Then it gets better — against Michael Shire’s lovely, elegiac theme music, we get the special effects departments miniature Hindenburg drifting majestically against matted-in blue skies, while the famous real-life news reporter totally loses his shit on the soundtrack. It was a mistake to hire Franklin Pangborn to narrate an air disaster, I feel. False economy.

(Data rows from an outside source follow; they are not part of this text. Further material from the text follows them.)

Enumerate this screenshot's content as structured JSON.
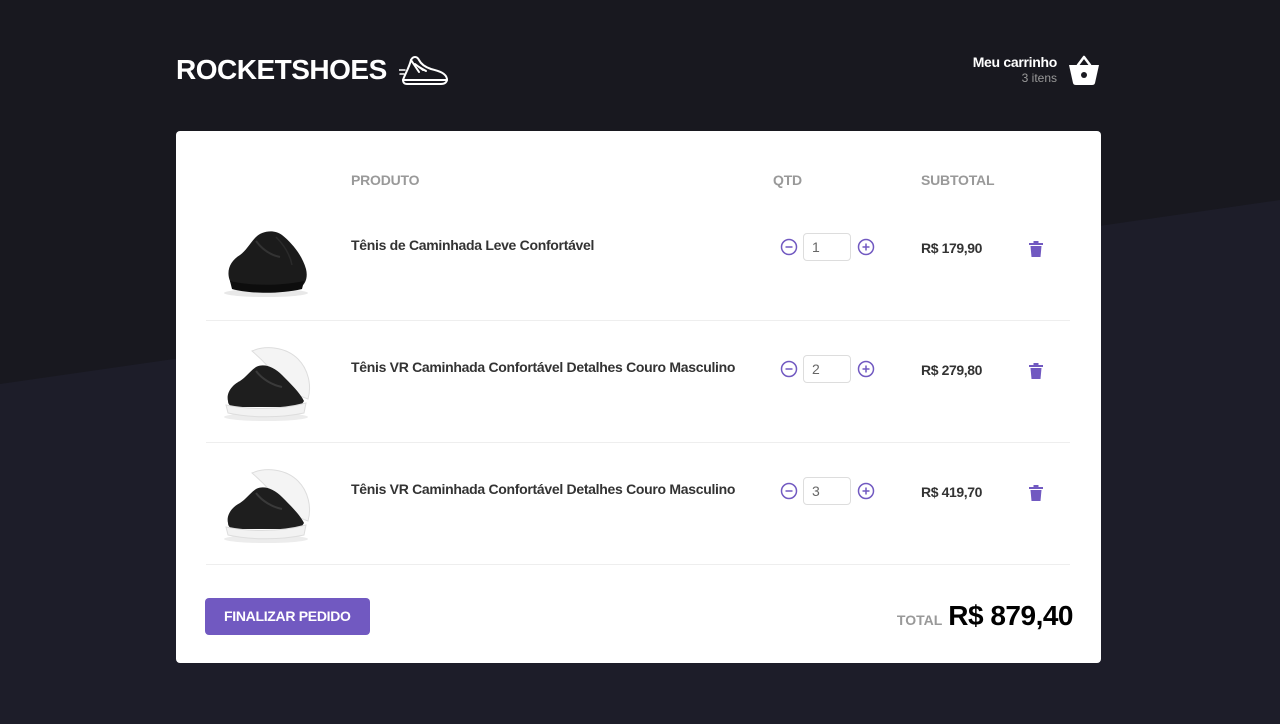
{
  "header": {
    "logo_text": "ROCKETSHOES",
    "cart_title": "Meu carrinho",
    "cart_count": "3 itens"
  },
  "colors": {
    "background": "#191920",
    "accent": "#7159c1",
    "card": "#ffffff"
  },
  "table": {
    "columns": [
      "PRODUTO",
      "QTD",
      "SUBTOTAL"
    ],
    "rows": [
      {
        "title": "Tênis de Caminhada Leve Confortável",
        "quantity": "1",
        "subtotal": "R$ 179,90",
        "image": "black-sneaker-icon"
      },
      {
        "title": "Tênis VR Caminhada Confortável Detalhes Couro Masculino",
        "quantity": "2",
        "subtotal": "R$ 279,80",
        "image": "black-white-sneaker-icon"
      },
      {
        "title": "Tênis VR Caminhada Confortável Detalhes Couro Masculino",
        "quantity": "3",
        "subtotal": "R$ 419,70",
        "image": "black-white-sneaker-icon"
      }
    ]
  },
  "footer": {
    "finalize_label": "FINALIZAR PEDIDO",
    "total_label": "TOTAL",
    "total_value": "R$ 879,40"
  }
}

It’s a really nice and interesting sequence, and probably it should have gone at the start, thus admitting what we already know about the story. But that would have left the movie even less to impress with at the end.